All this is taking place in the beautiful, picturesque, Olde Englysh countryside of…Slovakia. It seems kind of lazy to shoot there, what with there being no need for location scouting or sets, but it *was* the only place the production could find castles. You can’t throw a paycheck at Sean Connery without hitting a castle. Yes, the Scottish Treasure lent his unmistakable voice to the somewhat shoddily rendered dragon, Draco. Aside from one lecherous-sounding remark aimed at a flock of sheep, I can’t find fault in his performance. In fact, he probably should have gone in the next section.

Why I Love It!

OH EM GEE. DRAGONS. No, Draco’s CG might not be Avatar or Jurassic Park or, let’s face it, Sharktopus quality, but every aspect of dragon-lore a fantasy nut like me could ever ask for is covered. Fire-snotting? Check. Tremendous wings and frolic-y flying? Check. Eventual friendship with humans? Check. Talking in Sean Connery’s voice? Check.

I loved this movie without reservation the first time I saw it and, despite all the flaws I can see as a seasoned person-who-has-watched-more-than-23-movies-in-her-life, I still love it. It’s easy to watch. The plot isn’t complicated, the script is straightforward and the characters are easy to place in their ready-made types. Those all sound like reasons it’s bad, but when you’re a little sleepy after work and you just want to kick back with some dragon fantasy and a ginger ale, you can’t go wrong with Dragonheart. And Canada Dry.

Have I mentioned the Quaid? Stunning. Never mind the fact that I still don’t know which Quaid it is. Ignore the *blatant* hair acting by that outrageous wig. Forgive his complete inability to even try to attempt the least little accent. Dragonheart just wouldn’t be the same without the hulking, gravelly anti-hero that is One Of The Quaids. Plus, he all but makes out with young Remus Lupin. David Thewlis is exactly on the money with his heartless king interpretation. He’s an amazing actor in everything he undertakes, even if the part isn’t written very well. I just end up wondering how far west the Mongolians actually conquered in the Dragonheart universe, because King Einon is quite obviously mongoloid. Too soon? Historically inaccurate?

OO! Dragons! Draco is a dragon! Did I mention dragons? There are dragons in this movie.

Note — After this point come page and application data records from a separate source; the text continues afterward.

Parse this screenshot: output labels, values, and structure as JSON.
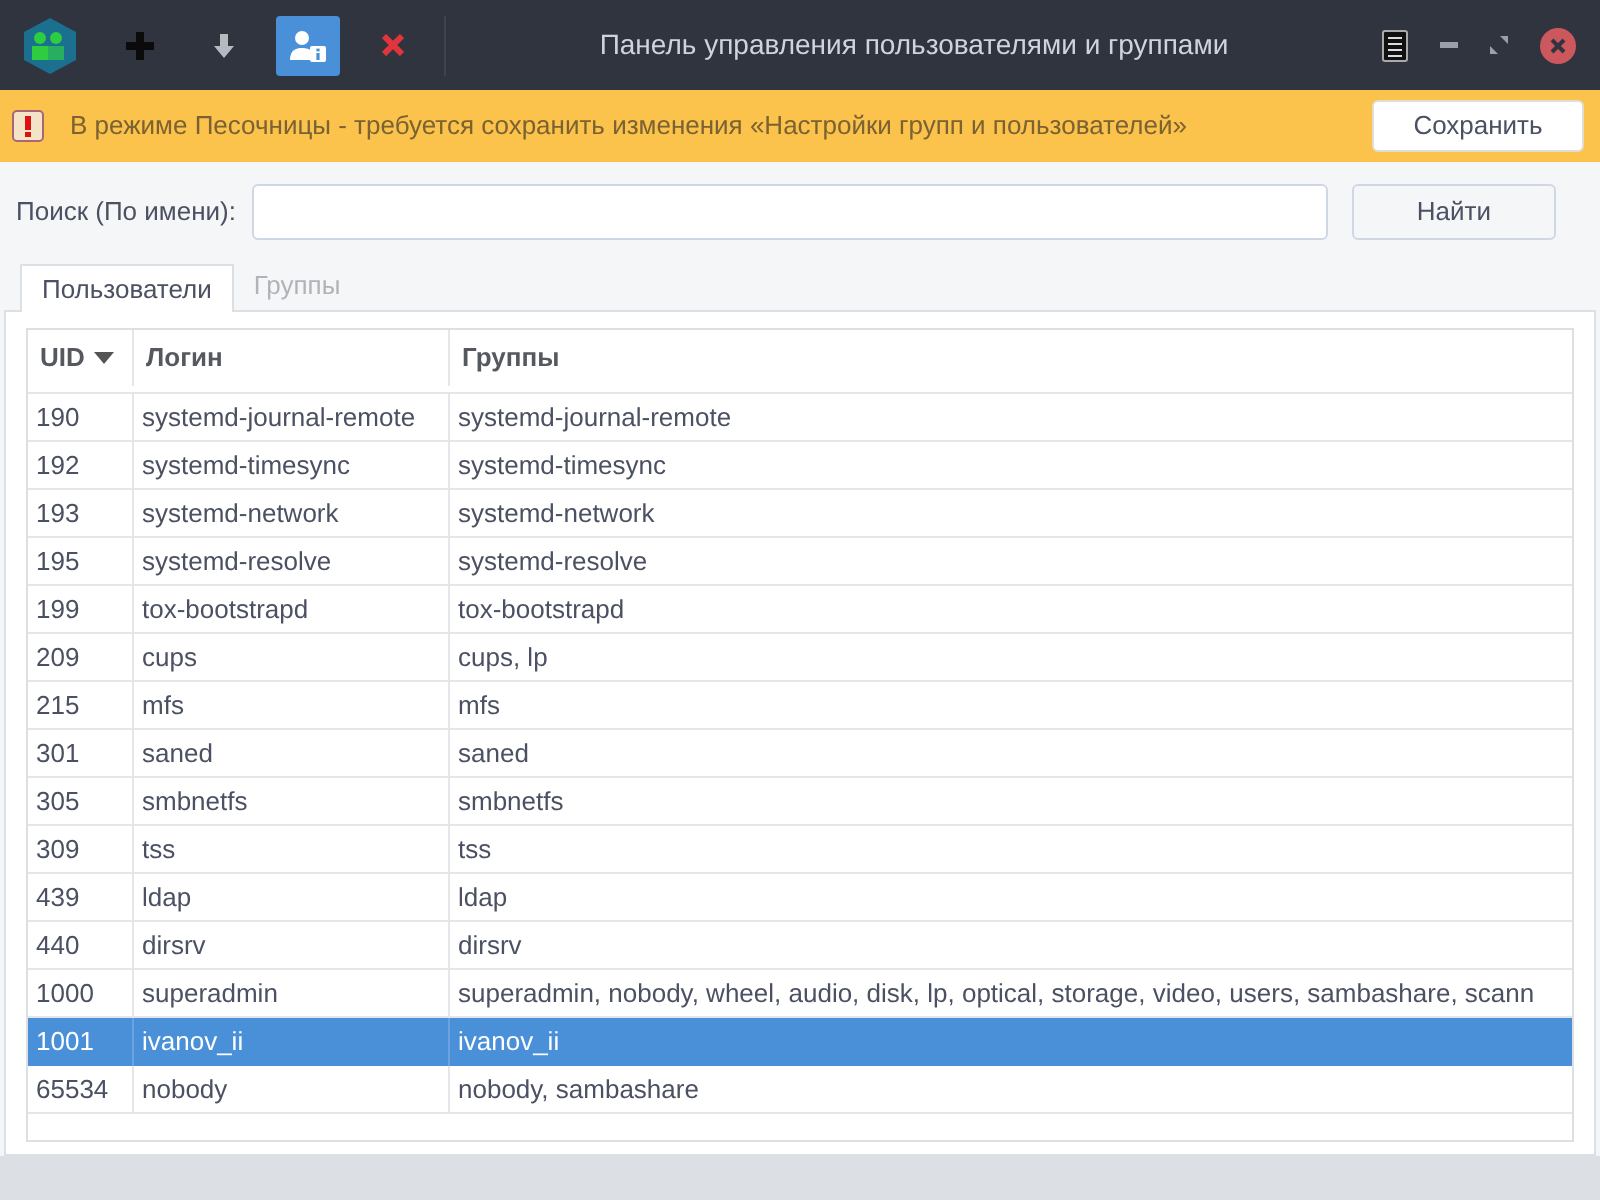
{
  "toolbar": [
    {
      "kind": "add",
      "selected": false
    },
    {
      "kind": "download",
      "selected": false
    },
    {
      "kind": "user-info",
      "selected": true
    },
    {
      "kind": "delete",
      "selected": false
    }
  ],
  "window": {
    "title": "Панель управления пользователями и группами"
  },
  "warning": {
    "text": "В режиме Песочницы - требуется сохранить изменения «Настройки групп и пользователей»",
    "button": "Сохранить"
  },
  "search": {
    "label": "Поиск (По имени):",
    "button": "Найти"
  },
  "tabs": [
    {
      "label": "Пользователи",
      "selected": true
    },
    {
      "label": "Группы",
      "selected": false
    }
  ],
  "table": {
    "columns": [
      {
        "label": "UID",
        "sorted": true
      },
      {
        "label": "Логин"
      },
      {
        "label": "Группы"
      }
    ],
    "rows": [
      {
        "cells": [
          "190",
          "systemd-journal-remote",
          "systemd-journal-remote"
        ],
        "selected": false
      },
      {
        "cells": [
          "192",
          "systemd-timesync",
          "systemd-timesync"
        ],
        "selected": false
      },
      {
        "cells": [
          "193",
          "systemd-network",
          "systemd-network"
        ],
        "selected": false
      },
      {
        "cells": [
          "195",
          "systemd-resolve",
          "systemd-resolve"
        ],
        "selected": false
      },
      {
        "cells": [
          "199",
          "tox-bootstrapd",
          "tox-bootstrapd"
        ],
        "selected": false
      },
      {
        "cells": [
          "209",
          "cups",
          "cups, lp"
        ],
        "selected": false
      },
      {
        "cells": [
          "215",
          "mfs",
          "mfs"
        ],
        "selected": false
      },
      {
        "cells": [
          "301",
          "saned",
          "saned"
        ],
        "selected": false
      },
      {
        "cells": [
          "305",
          "smbnetfs",
          "smbnetfs"
        ],
        "selected": false
      },
      {
        "cells": [
          "309",
          "tss",
          "tss"
        ],
        "selected": false
      },
      {
        "cells": [
          "439",
          "ldap",
          "ldap"
        ],
        "selected": false
      },
      {
        "cells": [
          "440",
          "dirsrv",
          "dirsrv"
        ],
        "selected": false
      },
      {
        "cells": [
          "1000",
          "superadmin",
          "superadmin, nobody, wheel, audio, disk, lp, optical, storage, video, users, sambashare, scann"
        ],
        "selected": false
      },
      {
        "cells": [
          "1001",
          "ivanov_ii",
          "ivanov_ii"
        ],
        "selected": true
      },
      {
        "cells": [
          "65534",
          "nobody",
          "nobody, sambashare"
        ],
        "selected": false
      }
    ]
  }
}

Junkfood Pairing: Half a Heart-Shaped Box of Valentine’s Chocolates

This week’s junkfood comes to you courtesy of the dragon’s point of view. In the Dragonheart fantasy, humans are distasteful to dragons, so I reluctantly took “long pig” (aka The Most Dangerous Game, aka human flesh (don’t pretend like you didn’t know)) off the menu.

Instead I’m going to focus on the one misstep Draco made in his life: giving half his heart to an undeserving recipient. I suggest you follow his lead with a delicious dietary misstep and eat half of the heart-shaped box of Valentine’s chocolates that we both know you still have sitting in your pantry from February, you fatty fat pack rat. Your stomach will revolt. What’s that you say, bad joke from the movie? You say your stomach’s always been revolting? Then this time it will rebel. You will believe.

And you will believe in more Junkfood Cinema

Movie stuff at VanityFair, Thrillist, IndieWire, Film School Rejects, and The Broken Projector Podcast@brokenprojector | Writing short stories at Adventitious.